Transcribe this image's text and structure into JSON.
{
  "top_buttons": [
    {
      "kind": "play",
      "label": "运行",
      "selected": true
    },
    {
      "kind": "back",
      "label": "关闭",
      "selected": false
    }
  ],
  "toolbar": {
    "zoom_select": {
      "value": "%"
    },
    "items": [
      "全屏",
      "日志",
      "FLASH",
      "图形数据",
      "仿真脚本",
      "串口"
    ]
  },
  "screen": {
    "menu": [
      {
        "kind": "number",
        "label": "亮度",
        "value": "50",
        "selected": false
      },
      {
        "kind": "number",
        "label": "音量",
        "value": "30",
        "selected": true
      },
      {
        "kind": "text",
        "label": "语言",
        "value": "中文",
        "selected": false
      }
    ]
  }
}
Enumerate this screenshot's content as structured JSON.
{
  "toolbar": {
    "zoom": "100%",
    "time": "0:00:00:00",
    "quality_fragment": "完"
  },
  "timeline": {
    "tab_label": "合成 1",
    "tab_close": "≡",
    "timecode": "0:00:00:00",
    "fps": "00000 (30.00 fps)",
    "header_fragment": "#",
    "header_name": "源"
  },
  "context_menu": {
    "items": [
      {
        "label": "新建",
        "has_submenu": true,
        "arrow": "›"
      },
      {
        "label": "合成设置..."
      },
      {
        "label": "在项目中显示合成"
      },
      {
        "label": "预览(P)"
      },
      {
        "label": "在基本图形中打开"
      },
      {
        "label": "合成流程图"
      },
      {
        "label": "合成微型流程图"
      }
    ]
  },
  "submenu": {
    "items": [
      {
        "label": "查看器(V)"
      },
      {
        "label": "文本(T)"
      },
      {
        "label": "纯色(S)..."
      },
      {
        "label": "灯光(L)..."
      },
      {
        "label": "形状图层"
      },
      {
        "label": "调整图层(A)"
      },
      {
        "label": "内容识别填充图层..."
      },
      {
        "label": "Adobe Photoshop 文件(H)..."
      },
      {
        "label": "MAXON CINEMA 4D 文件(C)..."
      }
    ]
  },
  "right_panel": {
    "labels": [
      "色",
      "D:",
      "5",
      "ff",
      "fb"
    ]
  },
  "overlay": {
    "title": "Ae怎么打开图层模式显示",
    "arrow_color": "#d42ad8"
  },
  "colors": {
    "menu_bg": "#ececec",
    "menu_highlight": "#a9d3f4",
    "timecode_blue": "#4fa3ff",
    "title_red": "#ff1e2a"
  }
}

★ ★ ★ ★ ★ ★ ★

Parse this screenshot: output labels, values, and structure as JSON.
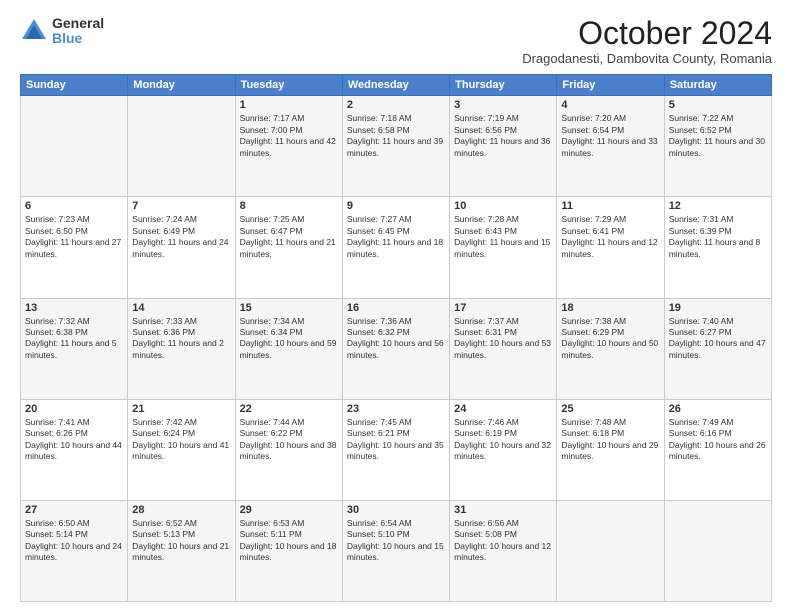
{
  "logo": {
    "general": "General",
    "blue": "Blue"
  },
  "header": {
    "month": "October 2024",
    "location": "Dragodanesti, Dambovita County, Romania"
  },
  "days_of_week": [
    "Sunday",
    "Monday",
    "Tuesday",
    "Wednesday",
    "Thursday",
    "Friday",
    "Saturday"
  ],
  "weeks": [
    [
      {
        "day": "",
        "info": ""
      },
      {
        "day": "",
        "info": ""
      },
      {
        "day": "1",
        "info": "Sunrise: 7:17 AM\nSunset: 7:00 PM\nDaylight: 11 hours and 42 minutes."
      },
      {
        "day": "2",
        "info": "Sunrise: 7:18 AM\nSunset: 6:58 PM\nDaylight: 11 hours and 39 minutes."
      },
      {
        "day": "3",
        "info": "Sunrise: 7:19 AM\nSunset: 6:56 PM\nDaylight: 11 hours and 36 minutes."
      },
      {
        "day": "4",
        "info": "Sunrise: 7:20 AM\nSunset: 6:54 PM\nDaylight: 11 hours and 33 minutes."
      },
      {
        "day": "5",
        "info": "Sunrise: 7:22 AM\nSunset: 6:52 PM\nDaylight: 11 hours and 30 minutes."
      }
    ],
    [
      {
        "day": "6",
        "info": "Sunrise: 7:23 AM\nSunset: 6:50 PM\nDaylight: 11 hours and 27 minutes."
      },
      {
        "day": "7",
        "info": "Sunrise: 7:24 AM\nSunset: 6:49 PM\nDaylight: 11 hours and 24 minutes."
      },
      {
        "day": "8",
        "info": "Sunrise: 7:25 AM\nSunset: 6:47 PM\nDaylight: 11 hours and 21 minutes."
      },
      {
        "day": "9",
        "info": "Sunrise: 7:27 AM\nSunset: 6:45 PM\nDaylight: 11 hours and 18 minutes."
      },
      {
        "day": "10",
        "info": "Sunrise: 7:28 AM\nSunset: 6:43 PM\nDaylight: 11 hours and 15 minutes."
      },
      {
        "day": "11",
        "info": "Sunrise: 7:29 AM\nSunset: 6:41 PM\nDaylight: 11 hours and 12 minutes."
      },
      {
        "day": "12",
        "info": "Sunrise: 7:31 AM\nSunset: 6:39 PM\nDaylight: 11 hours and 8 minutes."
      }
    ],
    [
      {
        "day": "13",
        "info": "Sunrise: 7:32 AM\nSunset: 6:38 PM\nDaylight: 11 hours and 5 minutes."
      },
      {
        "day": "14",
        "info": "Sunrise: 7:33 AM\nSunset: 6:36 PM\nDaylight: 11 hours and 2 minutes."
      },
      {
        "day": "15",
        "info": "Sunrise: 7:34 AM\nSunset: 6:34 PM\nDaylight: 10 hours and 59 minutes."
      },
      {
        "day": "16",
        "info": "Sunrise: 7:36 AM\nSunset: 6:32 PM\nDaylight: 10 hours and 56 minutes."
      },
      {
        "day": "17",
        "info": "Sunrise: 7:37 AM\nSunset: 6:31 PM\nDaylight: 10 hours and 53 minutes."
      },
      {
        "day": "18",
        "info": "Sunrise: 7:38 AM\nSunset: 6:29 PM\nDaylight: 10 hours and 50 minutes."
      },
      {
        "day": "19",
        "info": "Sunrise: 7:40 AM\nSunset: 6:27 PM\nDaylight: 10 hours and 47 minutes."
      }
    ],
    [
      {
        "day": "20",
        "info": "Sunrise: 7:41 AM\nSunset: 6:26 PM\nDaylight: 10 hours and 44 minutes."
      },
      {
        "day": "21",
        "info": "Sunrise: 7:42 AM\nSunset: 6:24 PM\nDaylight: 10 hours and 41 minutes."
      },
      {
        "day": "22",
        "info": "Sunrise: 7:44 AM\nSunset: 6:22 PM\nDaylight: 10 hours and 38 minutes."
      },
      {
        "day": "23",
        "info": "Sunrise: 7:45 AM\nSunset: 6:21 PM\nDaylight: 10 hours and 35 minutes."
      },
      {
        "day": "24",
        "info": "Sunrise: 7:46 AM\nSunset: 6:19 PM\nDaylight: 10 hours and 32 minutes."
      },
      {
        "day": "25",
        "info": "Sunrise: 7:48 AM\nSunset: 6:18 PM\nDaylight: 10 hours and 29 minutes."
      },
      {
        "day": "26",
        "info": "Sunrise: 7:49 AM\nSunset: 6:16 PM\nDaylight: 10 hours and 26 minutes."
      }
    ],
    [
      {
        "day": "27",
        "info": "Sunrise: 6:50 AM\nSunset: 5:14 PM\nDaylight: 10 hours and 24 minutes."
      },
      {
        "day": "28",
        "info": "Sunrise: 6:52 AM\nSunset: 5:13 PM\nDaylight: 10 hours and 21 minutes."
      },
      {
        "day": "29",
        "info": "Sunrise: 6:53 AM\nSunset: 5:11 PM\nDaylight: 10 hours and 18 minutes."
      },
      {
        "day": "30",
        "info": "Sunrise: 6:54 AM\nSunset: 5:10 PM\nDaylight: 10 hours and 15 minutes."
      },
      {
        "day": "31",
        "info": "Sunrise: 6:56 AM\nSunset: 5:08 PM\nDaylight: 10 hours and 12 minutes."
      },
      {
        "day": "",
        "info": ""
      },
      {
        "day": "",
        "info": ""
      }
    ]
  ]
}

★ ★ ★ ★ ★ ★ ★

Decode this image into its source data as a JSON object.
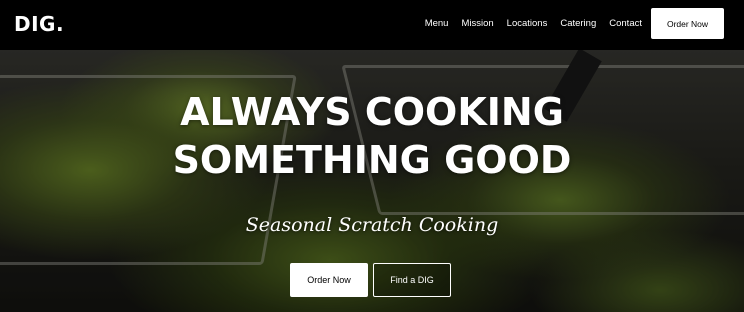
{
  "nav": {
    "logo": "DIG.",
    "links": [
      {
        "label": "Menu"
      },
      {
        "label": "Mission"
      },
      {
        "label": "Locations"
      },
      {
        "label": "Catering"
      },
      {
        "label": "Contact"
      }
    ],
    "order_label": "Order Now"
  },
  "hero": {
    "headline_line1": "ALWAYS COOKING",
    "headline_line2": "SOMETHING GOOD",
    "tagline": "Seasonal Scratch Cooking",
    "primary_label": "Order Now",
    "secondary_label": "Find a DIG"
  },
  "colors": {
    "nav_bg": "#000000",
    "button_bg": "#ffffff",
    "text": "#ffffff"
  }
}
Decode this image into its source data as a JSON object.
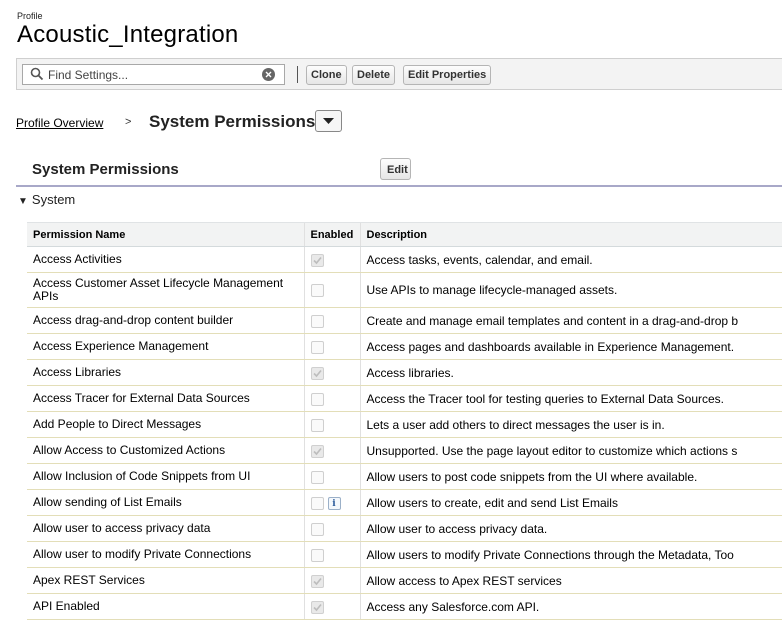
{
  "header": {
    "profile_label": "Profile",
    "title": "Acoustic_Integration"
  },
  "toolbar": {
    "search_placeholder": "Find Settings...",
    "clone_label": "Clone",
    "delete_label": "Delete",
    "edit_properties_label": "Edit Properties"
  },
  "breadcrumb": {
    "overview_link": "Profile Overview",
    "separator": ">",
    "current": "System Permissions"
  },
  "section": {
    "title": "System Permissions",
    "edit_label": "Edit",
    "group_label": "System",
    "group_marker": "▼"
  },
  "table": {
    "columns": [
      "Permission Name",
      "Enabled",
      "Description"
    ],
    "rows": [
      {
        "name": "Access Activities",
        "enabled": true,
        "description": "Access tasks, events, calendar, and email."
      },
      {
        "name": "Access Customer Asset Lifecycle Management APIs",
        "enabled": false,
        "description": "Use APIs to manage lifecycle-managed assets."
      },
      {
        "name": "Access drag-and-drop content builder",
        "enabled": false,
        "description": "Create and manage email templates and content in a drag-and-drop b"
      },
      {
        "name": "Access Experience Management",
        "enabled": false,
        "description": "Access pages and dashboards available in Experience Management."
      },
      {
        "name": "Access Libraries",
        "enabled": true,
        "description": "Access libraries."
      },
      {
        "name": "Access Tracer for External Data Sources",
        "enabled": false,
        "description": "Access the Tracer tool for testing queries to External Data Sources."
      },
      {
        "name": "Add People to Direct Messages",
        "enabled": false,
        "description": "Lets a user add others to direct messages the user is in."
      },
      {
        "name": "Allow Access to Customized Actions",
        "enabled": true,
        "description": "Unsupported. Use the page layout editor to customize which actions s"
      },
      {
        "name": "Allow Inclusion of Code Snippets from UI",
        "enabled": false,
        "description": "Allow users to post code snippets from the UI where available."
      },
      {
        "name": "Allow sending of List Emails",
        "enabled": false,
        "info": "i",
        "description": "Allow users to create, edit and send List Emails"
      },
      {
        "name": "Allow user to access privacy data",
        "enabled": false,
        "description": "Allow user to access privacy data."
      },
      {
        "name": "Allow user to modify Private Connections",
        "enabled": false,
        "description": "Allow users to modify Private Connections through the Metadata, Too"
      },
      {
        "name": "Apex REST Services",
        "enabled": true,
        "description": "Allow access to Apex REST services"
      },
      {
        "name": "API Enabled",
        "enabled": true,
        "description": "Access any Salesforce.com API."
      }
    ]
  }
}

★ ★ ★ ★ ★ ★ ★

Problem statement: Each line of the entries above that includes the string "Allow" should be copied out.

Exercise answer:
        "name": "Allow Access to Customized Actions",
        "name": "Allow Inclusion of Code Snippets from UI",
        "description": "Allow users to post code snippets from the UI where available."
        "name": "Allow sending of List Emails",
        "description": "Allow users to create, edit and send List Emails"
        "name": "Allow user to access privacy data",
        "description": "Allow user to access privacy data."
        "name": "Allow user to modify Private Connections",
        "description": "Allow users to modify Private Connections through the Metadata, Too"
        "description": "Allow access to Apex REST services"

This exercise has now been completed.